**What is being asked**
Retype every record that follows, character for character.

(Dataset rows for apps and sites)
>>>>>

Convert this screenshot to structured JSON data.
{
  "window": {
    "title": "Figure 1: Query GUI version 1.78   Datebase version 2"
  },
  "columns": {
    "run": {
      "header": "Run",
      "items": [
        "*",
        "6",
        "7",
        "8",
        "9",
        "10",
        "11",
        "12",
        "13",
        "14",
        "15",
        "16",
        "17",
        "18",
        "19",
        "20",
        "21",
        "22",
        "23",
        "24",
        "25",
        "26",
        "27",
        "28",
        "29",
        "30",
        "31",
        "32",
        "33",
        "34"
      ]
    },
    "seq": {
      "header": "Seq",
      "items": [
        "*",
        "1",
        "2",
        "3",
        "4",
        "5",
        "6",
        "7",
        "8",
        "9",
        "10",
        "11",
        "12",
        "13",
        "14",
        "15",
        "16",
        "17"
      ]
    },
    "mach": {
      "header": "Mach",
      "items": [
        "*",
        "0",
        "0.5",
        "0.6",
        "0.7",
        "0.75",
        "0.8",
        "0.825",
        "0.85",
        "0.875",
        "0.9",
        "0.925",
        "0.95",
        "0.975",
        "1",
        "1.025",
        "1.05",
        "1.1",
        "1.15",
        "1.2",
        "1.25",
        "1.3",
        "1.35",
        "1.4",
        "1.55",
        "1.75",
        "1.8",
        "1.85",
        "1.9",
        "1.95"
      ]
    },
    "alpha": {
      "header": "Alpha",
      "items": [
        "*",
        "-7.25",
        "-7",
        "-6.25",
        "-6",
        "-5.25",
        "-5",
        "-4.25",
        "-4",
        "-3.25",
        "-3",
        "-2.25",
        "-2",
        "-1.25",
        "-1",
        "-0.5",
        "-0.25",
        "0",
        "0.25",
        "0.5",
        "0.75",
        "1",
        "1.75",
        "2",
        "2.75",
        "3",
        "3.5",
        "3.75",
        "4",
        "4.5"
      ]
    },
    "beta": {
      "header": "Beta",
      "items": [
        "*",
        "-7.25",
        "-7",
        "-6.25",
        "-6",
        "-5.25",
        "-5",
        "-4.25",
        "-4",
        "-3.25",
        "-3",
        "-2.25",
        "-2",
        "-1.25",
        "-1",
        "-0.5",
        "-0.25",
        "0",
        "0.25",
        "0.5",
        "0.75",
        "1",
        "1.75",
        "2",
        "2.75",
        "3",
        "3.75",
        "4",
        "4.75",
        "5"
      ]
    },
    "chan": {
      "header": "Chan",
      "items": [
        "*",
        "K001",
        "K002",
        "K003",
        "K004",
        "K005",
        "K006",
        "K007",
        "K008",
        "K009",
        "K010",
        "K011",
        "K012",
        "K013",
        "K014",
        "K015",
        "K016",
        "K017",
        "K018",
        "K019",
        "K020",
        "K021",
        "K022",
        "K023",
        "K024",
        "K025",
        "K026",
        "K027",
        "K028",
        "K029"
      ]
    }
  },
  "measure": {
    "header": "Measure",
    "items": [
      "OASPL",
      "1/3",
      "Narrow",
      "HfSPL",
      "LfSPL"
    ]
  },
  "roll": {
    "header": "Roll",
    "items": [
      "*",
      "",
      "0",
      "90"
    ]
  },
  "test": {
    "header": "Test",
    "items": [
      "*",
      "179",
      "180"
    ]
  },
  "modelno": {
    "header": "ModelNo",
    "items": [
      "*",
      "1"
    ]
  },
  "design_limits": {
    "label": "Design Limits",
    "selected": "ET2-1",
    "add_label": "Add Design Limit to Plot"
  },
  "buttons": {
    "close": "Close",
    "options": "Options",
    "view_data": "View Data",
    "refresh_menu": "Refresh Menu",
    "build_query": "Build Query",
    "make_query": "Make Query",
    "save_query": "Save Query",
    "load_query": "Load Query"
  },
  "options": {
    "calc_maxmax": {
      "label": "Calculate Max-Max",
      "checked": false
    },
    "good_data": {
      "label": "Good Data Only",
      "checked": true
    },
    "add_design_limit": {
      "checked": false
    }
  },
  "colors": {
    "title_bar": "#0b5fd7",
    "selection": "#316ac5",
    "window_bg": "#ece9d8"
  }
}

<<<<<

**Result of this exercise**
Convert this screenshot to structured JSON data.
{
  "window": {
    "title": "Figure 1: Query GUI version 1.78   Datebase version 2"
  },
  "columns": {
    "run": {
      "header": "Run",
      "items": [
        "*",
        "6",
        "7",
        "8",
        "9",
        "10",
        "11",
        "12",
        "13",
        "14",
        "15",
        "16",
        "17",
        "18",
        "19",
        "20",
        "21",
        "22",
        "23",
        "24",
        "25",
        "26",
        "27",
        "28",
        "29",
        "30",
        "31",
        "32",
        "33",
        "34"
      ]
    },
    "seq": {
      "header": "Seq",
      "items": [
        "*",
        "1",
        "2",
        "3",
        "4",
        "5",
        "6",
        "7",
        "8",
        "9",
        "10",
        "11",
        "12",
        "13",
        "14",
        "15",
        "16",
        "17"
      ]
    },
    "mach": {
      "header": "Mach",
      "items": [
        "*",
        "0",
        "0.5",
        "0.6",
        "0.7",
        "0.75",
        "0.8",
        "0.825",
        "0.85",
        "0.875",
        "0.9",
        "0.925",
        "0.95",
        "0.975",
        "1",
        "1.025",
        "1.05",
        "1.1",
        "1.15",
        "1.2",
        "1.25",
        "1.3",
        "1.35",
        "1.4",
        "1.55",
        "1.75",
        "1.8",
        "1.85",
        "1.9",
        "1.95"
      ]
    },
    "alpha": {
      "header": "Alpha",
      "items": [
        "*",
        "-7.25",
        "-7",
        "-6.25",
        "-6",
        "-5.25",
        "-5",
        "-4.25",
        "-4",
        "-3.25",
        "-3",
        "-2.25",
        "-2",
        "-1.25",
        "-1",
        "-0.5",
        "-0.25",
        "0",
        "0.25",
        "0.5",
        "0.75",
        "1",
        "1.75",
        "2",
        "2.75",
        "3",
        "3.5",
        "3.75",
        "4",
        "4.5"
      ]
    },
    "beta": {
      "header": "Beta",
      "items": [
        "*",
        "-7.25",
        "-7",
        "-6.25",
        "-6",
        "-5.25",
        "-5",
        "-4.25",
        "-4",
        "-3.25",
        "-3",
        "-2.25",
        "-2",
        "-1.25",
        "-1",
        "-0.5",
        "-0.25",
        "0",
        "0.25",
        "0.5",
        "0.75",
        "1",
        "1.75",
        "2",
        "2.75",
        "3",
        "3.75",
        "4",
        "4.75",
        "5"
      ]
    },
    "chan": {
      "header": "Chan",
      "items": [
        "*",
        "K001",
        "K002",
        "K003",
        "K004",
        "K005",
        "K006",
        "K007",
        "K008",
        "K009",
        "K010",
        "K011",
        "K012",
        "K013",
        "K014",
        "K015",
        "K016",
        "K017",
        "K018",
        "K019",
        "K020",
        "K021",
        "K022",
        "K023",
        "K024",
        "K025",
        "K026",
        "K027",
        "K028",
        "K029"
      ]
    }
  },
  "measure": {
    "header": "Measure",
    "items": [
      "OASPL",
      "1/3",
      "Narrow",
      "HfSPL",
      "LfSPL"
    ]
  },
  "roll": {
    "header": "Roll",
    "items": [
      "*",
      "",
      "0",
      "90"
    ]
  },
  "test": {
    "header": "Test",
    "items": [
      "*",
      "179",
      "180"
    ]
  },
  "modelno": {
    "header": "ModelNo",
    "items": [
      "*",
      "1"
    ]
  },
  "design_limits": {
    "label": "Design Limits",
    "selected": "ET2-1",
    "add_label": "Add Design Limit to Plot"
  },
  "buttons": {
    "close": "Close",
    "options": "Options",
    "view_data": "View Data",
    "refresh_menu": "Refresh Menu",
    "build_query": "Build Query",
    "make_query": "Make Query",
    "save_query": "Save Query",
    "load_query": "Load Query"
  },
  "options": {
    "calc_maxmax": {
      "label": "Calculate Max-Max",
      "checked": false
    },
    "good_data": {
      "label": "Good Data Only",
      "checked": true
    },
    "add_design_limit": {
      "checked": false
    }
  },
  "colors": {
    "title_bar": "#0b5fd7",
    "selection": "#316ac5",
    "window_bg": "#ece9d8"
  }
}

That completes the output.